Companies plug holes

DOZENS of companies are preparing to pump hundreds of millions of dollars into their defined benefit superannuation programs over the next few years to help claw back losses.

DOZENS of companies are preparing to pump hundreds of millions of dollars into their defined benefit superannuation programs over the next few years to help claw back losses.

Australian companies mostly closed defined benefit schemes during the 1990s, but those that have expanded overseas through acquisition have often inherited costly programs. Among top 20 companies, only Wesfarmers has a defined benefit scheme that is in surplus.

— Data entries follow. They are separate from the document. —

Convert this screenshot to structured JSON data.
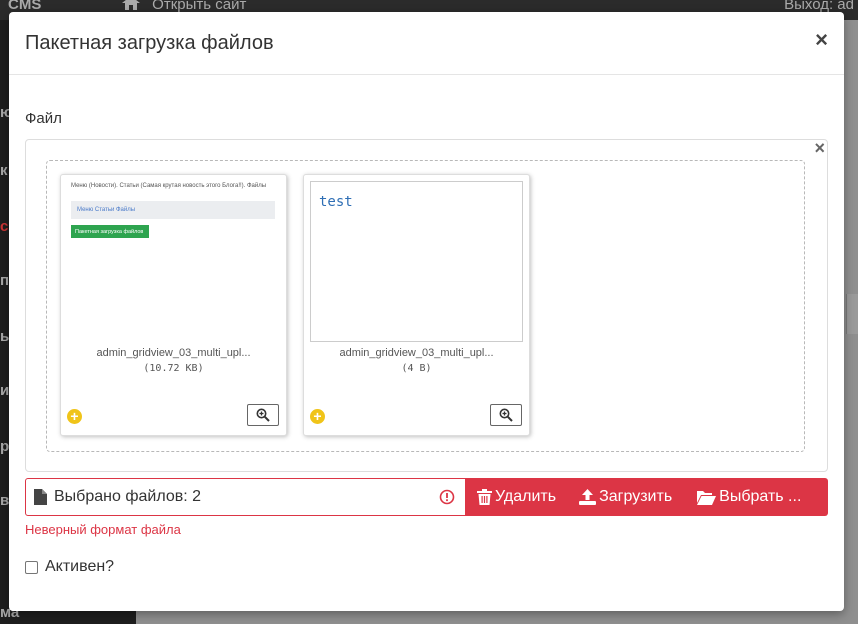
{
  "background": {
    "brand": "CMS",
    "open_site": "Открыть сайт",
    "logout": "Выход: ad",
    "side_fragments": [
      "ю",
      "к",
      "с",
      "п",
      "ь",
      "и",
      "ро",
      "в",
      "ма"
    ]
  },
  "modal": {
    "title": "Пакетная загрузка файлов",
    "close": "×",
    "field_label": "Файл",
    "box_close": "×"
  },
  "files": [
    {
      "name": "admin_gridview_03_multi_upl...",
      "size": "(10.72 KB)",
      "preview": {
        "crumb": "Меню (Новости). Статьи (Самая крутая новость этого Блога!!). Файлы",
        "bar": "Меню   Статьи   Файлы",
        "button": "Пакетная загрузка файлов"
      }
    },
    {
      "name": "admin_gridview_03_multi_upl...",
      "size": "(4 B)",
      "preview_text": "test"
    }
  ],
  "toolbar": {
    "caption": "Выбрано файлов: 2",
    "delete": "Удалить",
    "upload": "Загрузить",
    "browse": "Выбрать ..."
  },
  "error": "Неверный формат файла",
  "checkbox": {
    "label": "Активен?",
    "checked": false
  },
  "colors": {
    "danger": "#dc3545",
    "accent_yellow": "#f0c419"
  }
}
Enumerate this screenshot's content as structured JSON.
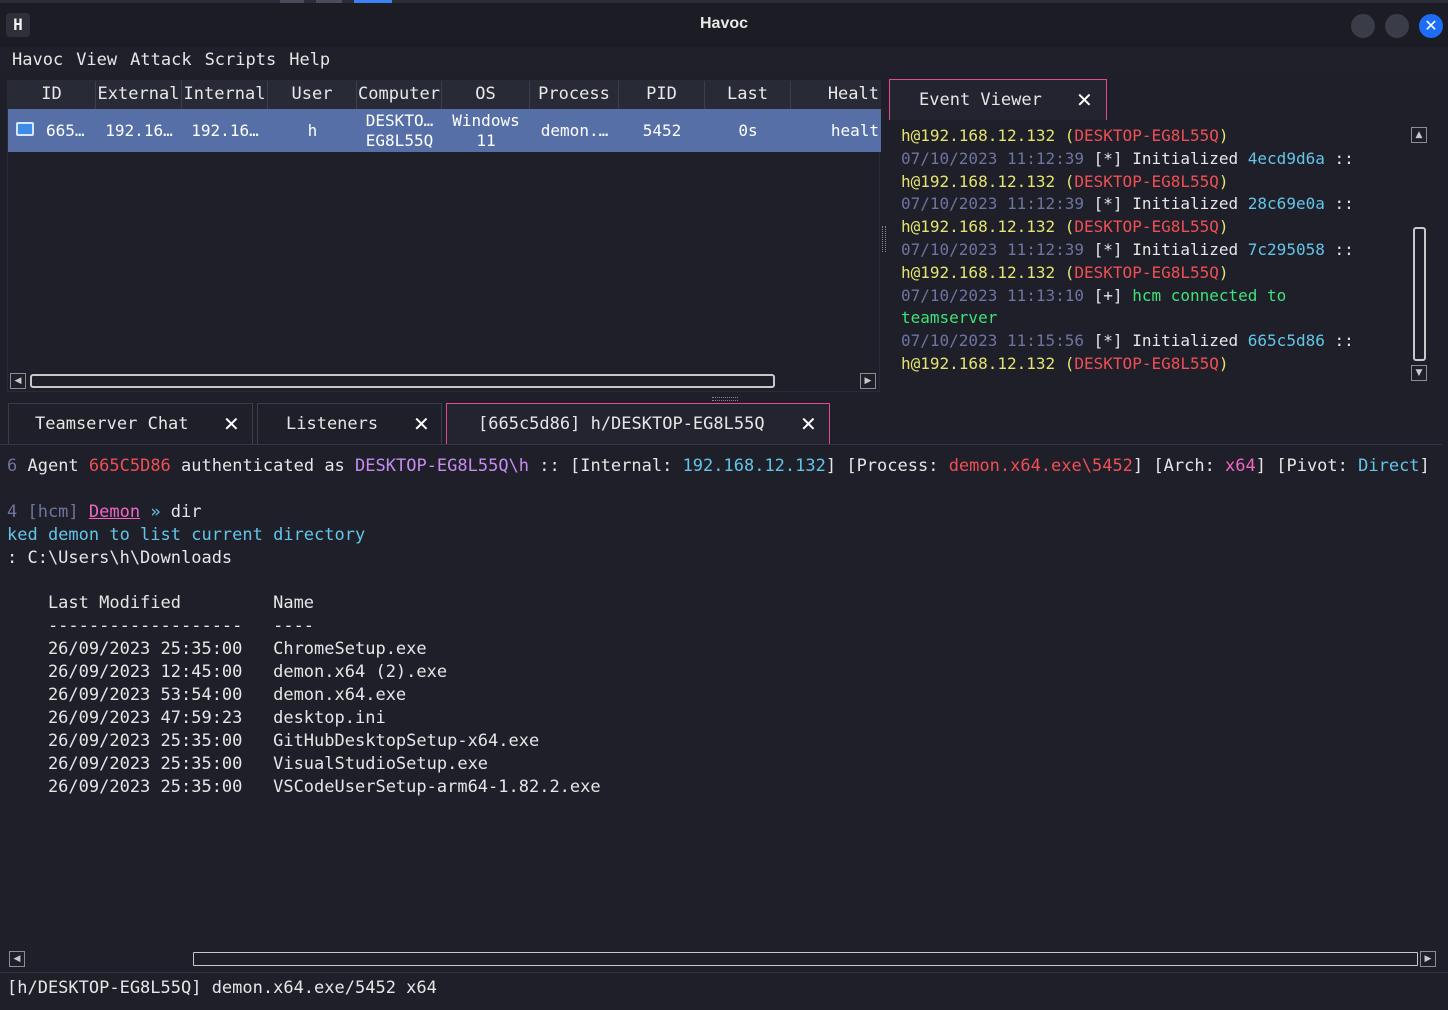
{
  "window": {
    "title": "Havoc",
    "app_icon_glyph": "H"
  },
  "menu": [
    "Havoc",
    "View",
    "Attack",
    "Scripts",
    "Help"
  ],
  "sessions_table": {
    "columns": [
      "ID",
      "External",
      "Internal",
      "User",
      "Computer",
      "OS",
      "Process",
      "PID",
      "Last",
      "Healt"
    ],
    "rows": [
      {
        "id": "665…",
        "external": "192.16…",
        "internal": "192.16…",
        "user": "h",
        "computer_line1": "DESKTO…",
        "computer_line2": "EG8L55Q",
        "os_line1": "Windows",
        "os_line2": "11",
        "process": "demon.…",
        "pid": "5452",
        "last": "0s",
        "health": "healt"
      }
    ],
    "row_selected_color": "#566fa6"
  },
  "event_viewer": {
    "tab_label": "Event Viewer",
    "lines": [
      [
        {
          "t": "h@192.168.12.132 (",
          "c": "y"
        },
        {
          "t": "DESKTOP-EG8L55Q",
          "c": "r"
        },
        {
          "t": ")",
          "c": "y"
        }
      ],
      [
        {
          "t": "07/10/2023 11:12:39 ",
          "c": "g"
        },
        {
          "t": "[*] Initialized ",
          "c": "w"
        },
        {
          "t": "4ecd9d6a",
          "c": "c"
        },
        {
          "t": " ::",
          "c": "w"
        }
      ],
      [
        {
          "t": "h@192.168.12.132 (",
          "c": "y"
        },
        {
          "t": "DESKTOP-EG8L55Q",
          "c": "r"
        },
        {
          "t": ")",
          "c": "y"
        }
      ],
      [
        {
          "t": "07/10/2023 11:12:39 ",
          "c": "g"
        },
        {
          "t": "[*] Initialized ",
          "c": "w"
        },
        {
          "t": "28c69e0a",
          "c": "c"
        },
        {
          "t": " ::",
          "c": "w"
        }
      ],
      [
        {
          "t": "h@192.168.12.132 (",
          "c": "y"
        },
        {
          "t": "DESKTOP-EG8L55Q",
          "c": "r"
        },
        {
          "t": ")",
          "c": "y"
        }
      ],
      [
        {
          "t": "07/10/2023 11:12:39 ",
          "c": "g"
        },
        {
          "t": "[*] Initialized ",
          "c": "w"
        },
        {
          "t": "7c295058",
          "c": "c"
        },
        {
          "t": " ::",
          "c": "w"
        }
      ],
      [
        {
          "t": "h@192.168.12.132 (",
          "c": "y"
        },
        {
          "t": "DESKTOP-EG8L55Q",
          "c": "r"
        },
        {
          "t": ")",
          "c": "y"
        }
      ],
      [
        {
          "t": "07/10/2023 11:13:10 ",
          "c": "g"
        },
        {
          "t": "[+] ",
          "c": "w"
        },
        {
          "t": "hcm connected to",
          "c": "gr"
        }
      ],
      [
        {
          "t": "teamserver",
          "c": "gr"
        }
      ],
      [
        {
          "t": "07/10/2023 11:15:56 ",
          "c": "g"
        },
        {
          "t": "[*] Initialized ",
          "c": "w"
        },
        {
          "t": "665c5d86",
          "c": "c"
        },
        {
          "t": " ::",
          "c": "w"
        }
      ],
      [
        {
          "t": "h@192.168.12.132 (",
          "c": "y"
        },
        {
          "t": "DESKTOP-EG8L55Q",
          "c": "r"
        },
        {
          "t": ")",
          "c": "y"
        }
      ]
    ]
  },
  "console_tabs": [
    {
      "label": "Teamserver Chat",
      "active": false
    },
    {
      "label": "Listeners",
      "active": false
    },
    {
      "label": "[665c5d86] h/DESKTOP-EG8L55Q",
      "active": true
    }
  ],
  "console": {
    "lines": [
      [
        {
          "t": "6 ",
          "c": "g"
        },
        {
          "t": "Agent ",
          "c": "w"
        },
        {
          "t": "665C5D86",
          "c": "r"
        },
        {
          "t": " authenticated as ",
          "c": "w"
        },
        {
          "t": "DESKTOP-EG8L55Q\\h",
          "c": "p"
        },
        {
          "t": " :: [Internal: ",
          "c": "w"
        },
        {
          "t": "192.168.12.132",
          "c": "c"
        },
        {
          "t": "] [Process: ",
          "c": "w"
        },
        {
          "t": "demon.x64.exe\\5452",
          "c": "r"
        },
        {
          "t": "] [Arch: ",
          "c": "w"
        },
        {
          "t": "x64",
          "c": "pk"
        },
        {
          "t": "] [Pivot: ",
          "c": "w"
        },
        {
          "t": "Direct",
          "c": "c"
        },
        {
          "t": "]",
          "c": "w"
        }
      ],
      [],
      [
        {
          "t": "4 [hcm] ",
          "c": "g"
        },
        {
          "t": "Demon",
          "c": "pk",
          "u": true
        },
        {
          "t": " » ",
          "c": "c"
        },
        {
          "t": "dir",
          "c": "w"
        }
      ],
      [
        {
          "t": "ked demon to list current directory",
          "c": "c"
        }
      ],
      [
        {
          "t": ": C:\\Users\\h\\Downloads",
          "c": "w"
        }
      ],
      [],
      [
        {
          "t": "    Last Modified         Name",
          "c": "w"
        }
      ],
      [
        {
          "t": "    -------------------   ----",
          "c": "w"
        }
      ],
      [
        {
          "t": "    26/09/2023 25:35:00   ChromeSetup.exe",
          "c": "w"
        }
      ],
      [
        {
          "t": "    26/09/2023 12:45:00   demon.x64 (2).exe",
          "c": "w"
        }
      ],
      [
        {
          "t": "    26/09/2023 53:54:00   demon.x64.exe",
          "c": "w"
        }
      ],
      [
        {
          "t": "    26/09/2023 47:59:23   desktop.ini",
          "c": "w"
        }
      ],
      [
        {
          "t": "    26/09/2023 25:35:00   GitHubDesktopSetup-x64.exe",
          "c": "w"
        }
      ],
      [
        {
          "t": "    26/09/2023 25:35:00   VisualStudioSetup.exe",
          "c": "w"
        }
      ],
      [
        {
          "t": "    26/09/2023 25:35:00   VSCodeUserSetup-arm64-1.82.2.exe",
          "c": "w"
        }
      ]
    ]
  },
  "status_bar": {
    "text": "[h/DESKTOP-EG8L55Q] demon.x64.exe/5452 x64"
  },
  "icons": {
    "close": "close-icon",
    "agent": "computer-icon"
  },
  "colors": {
    "accent_tab": "#e24a8e",
    "close_window": "#1e6ef5",
    "background": "#1e1f29"
  }
}
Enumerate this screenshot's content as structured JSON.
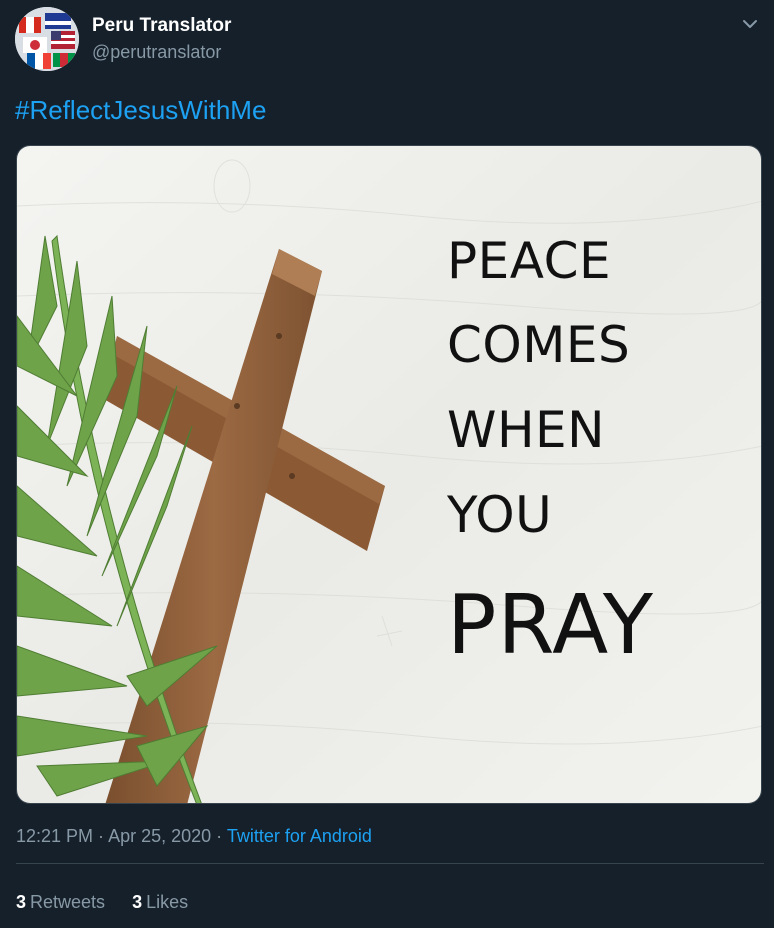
{
  "account": {
    "name": "Peru Translator",
    "handle": "@perutranslator"
  },
  "tweet": {
    "hashtag": "#ReflectJesusWithMe",
    "image_text": [
      "PEACE",
      "COMES",
      "WHEN",
      "YOU",
      "PRAY"
    ],
    "time": "12:21 PM",
    "separator": " · ",
    "date": "Apr 25, 2020",
    "source": "Twitter for Android"
  },
  "stats": {
    "retweets_count": "3",
    "retweets_label": "Retweets",
    "likes_count": "3",
    "likes_label": "Likes"
  },
  "colors": {
    "background": "#15202b",
    "link": "#1da1f2",
    "secondary_text": "#8899a6"
  }
}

BHP pumped $US336 million into its scheme last year, helping to narrow the deficit to $US177 million from $US215 million a year earlier.

Australian banks all have sizeable defined benefit schemes, though the bulk of obligations are due to forays into Britain. Westpac has the biggest deficit at $676 million.

Telstra has been working to reduce the loss on its $2.7 billion defined pension scheme, which peaked at $457 million two years ago. Last year the loss on the Telstra fund had narrowed to $194 million.

AMP's acquisition of AXA Asia Pacific led to a jump in superannuation liabilities.